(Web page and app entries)
■ ■ ■ ■ ■
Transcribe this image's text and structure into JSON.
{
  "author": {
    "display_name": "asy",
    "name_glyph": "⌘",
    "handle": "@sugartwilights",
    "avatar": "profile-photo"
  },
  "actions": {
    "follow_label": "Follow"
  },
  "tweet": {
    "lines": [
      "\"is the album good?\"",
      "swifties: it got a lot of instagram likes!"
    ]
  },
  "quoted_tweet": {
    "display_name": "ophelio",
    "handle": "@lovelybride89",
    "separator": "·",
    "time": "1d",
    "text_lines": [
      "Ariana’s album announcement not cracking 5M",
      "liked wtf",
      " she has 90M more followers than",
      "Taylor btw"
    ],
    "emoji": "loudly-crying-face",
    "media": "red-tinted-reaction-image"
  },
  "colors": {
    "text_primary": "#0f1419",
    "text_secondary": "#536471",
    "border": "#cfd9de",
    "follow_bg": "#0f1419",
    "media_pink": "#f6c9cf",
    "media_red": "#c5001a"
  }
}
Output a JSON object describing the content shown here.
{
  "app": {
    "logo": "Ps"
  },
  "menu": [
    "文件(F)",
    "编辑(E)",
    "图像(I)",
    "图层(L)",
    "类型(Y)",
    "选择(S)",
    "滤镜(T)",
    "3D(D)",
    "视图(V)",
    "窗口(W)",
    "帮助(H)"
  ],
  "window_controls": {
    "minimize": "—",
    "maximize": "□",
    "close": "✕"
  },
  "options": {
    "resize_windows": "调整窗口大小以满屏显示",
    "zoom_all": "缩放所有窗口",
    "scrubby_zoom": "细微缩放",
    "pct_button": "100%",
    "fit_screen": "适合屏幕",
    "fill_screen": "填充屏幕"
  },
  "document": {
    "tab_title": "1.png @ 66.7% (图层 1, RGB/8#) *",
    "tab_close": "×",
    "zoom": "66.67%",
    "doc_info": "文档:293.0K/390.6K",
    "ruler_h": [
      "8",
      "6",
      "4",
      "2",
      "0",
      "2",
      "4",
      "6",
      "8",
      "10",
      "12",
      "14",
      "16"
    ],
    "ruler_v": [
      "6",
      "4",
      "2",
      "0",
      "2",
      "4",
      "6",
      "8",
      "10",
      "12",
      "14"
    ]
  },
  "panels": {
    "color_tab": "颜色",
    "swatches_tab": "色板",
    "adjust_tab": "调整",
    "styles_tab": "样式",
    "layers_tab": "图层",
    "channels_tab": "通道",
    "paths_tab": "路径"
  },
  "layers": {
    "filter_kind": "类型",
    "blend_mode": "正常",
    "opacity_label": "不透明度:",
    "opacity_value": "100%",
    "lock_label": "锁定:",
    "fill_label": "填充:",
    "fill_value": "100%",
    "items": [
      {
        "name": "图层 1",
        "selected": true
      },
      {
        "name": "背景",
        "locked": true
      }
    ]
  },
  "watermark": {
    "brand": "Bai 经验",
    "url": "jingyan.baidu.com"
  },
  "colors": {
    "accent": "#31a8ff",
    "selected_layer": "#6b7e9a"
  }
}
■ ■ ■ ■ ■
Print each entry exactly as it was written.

_Reply_:
Transcribe this image's text and structure into JSON.
{
  "author": {
    "display_name": "asy",
    "name_glyph": "⌘",
    "handle": "@sugartwilights",
    "avatar": "profile-photo"
  },
  "actions": {
    "follow_label": "Follow"
  },
  "tweet": {
    "lines": [
      "\"is the album good?\"",
      "swifties: it got a lot of instagram likes!"
    ]
  },
  "quoted_tweet": {
    "display_name": "ophelio",
    "handle": "@lovelybride89",
    "separator": "·",
    "time": "1d",
    "text_lines": [
      "Ariana’s album announcement not cracking 5M",
      "liked wtf",
      " she has 90M more followers than",
      "Taylor btw"
    ],
    "emoji": "loudly-crying-face",
    "media": "red-tinted-reaction-image"
  },
  "colors": {
    "text_primary": "#0f1419",
    "text_secondary": "#536471",
    "border": "#cfd9de",
    "follow_bg": "#0f1419",
    "media_pink": "#f6c9cf",
    "media_red": "#c5001a"
  }
}
Output a JSON object describing the content shown here.
{
  "app": {
    "logo": "Ps"
  },
  "menu": [
    "文件(F)",
    "编辑(E)",
    "图像(I)",
    "图层(L)",
    "类型(Y)",
    "选择(S)",
    "滤镜(T)",
    "3D(D)",
    "视图(V)",
    "窗口(W)",
    "帮助(H)"
  ],
  "window_controls": {
    "minimize": "—",
    "maximize": "□",
    "close": "✕"
  },
  "options": {
    "resize_windows": "调整窗口大小以满屏显示",
    "zoom_all": "缩放所有窗口",
    "scrubby_zoom": "细微缩放",
    "pct_button": "100%",
    "fit_screen": "适合屏幕",
    "fill_screen": "填充屏幕"
  },
  "document": {
    "tab_title": "1.png @ 66.7% (图层 1, RGB/8#) *",
    "tab_close": "×",
    "zoom": "66.67%",
    "doc_info": "文档:293.0K/390.6K",
    "ruler_h": [
      "8",
      "6",
      "4",
      "2",
      "0",
      "2",
      "4",
      "6",
      "8",
      "10",
      "12",
      "14",
      "16"
    ],
    "ruler_v": [
      "6",
      "4",
      "2",
      "0",
      "2",
      "4",
      "6",
      "8",
      "10",
      "12",
      "14"
    ]
  },
  "panels": {
    "color_tab": "颜色",
    "swatches_tab": "色板",
    "adjust_tab": "调整",
    "styles_tab": "样式",
    "layers_tab": "图层",
    "channels_tab": "通道",
    "paths_tab": "路径"
  },
  "layers": {
    "filter_kind": "类型",
    "blend_mode": "正常",
    "opacity_label": "不透明度:",
    "opacity_value": "100%",
    "lock_label": "锁定:",
    "fill_label": "填充:",
    "fill_value": "100%",
    "items": [
      {
        "name": "图层 1",
        "selected": true
      },
      {
        "name": "背景",
        "locked": true
      }
    ]
  },
  "watermark": {
    "brand": "Bai 经验",
    "url": "jingyan.baidu.com"
  },
  "colors": {
    "accent": "#31a8ff",
    "selected_layer": "#6b7e9a"
  }
}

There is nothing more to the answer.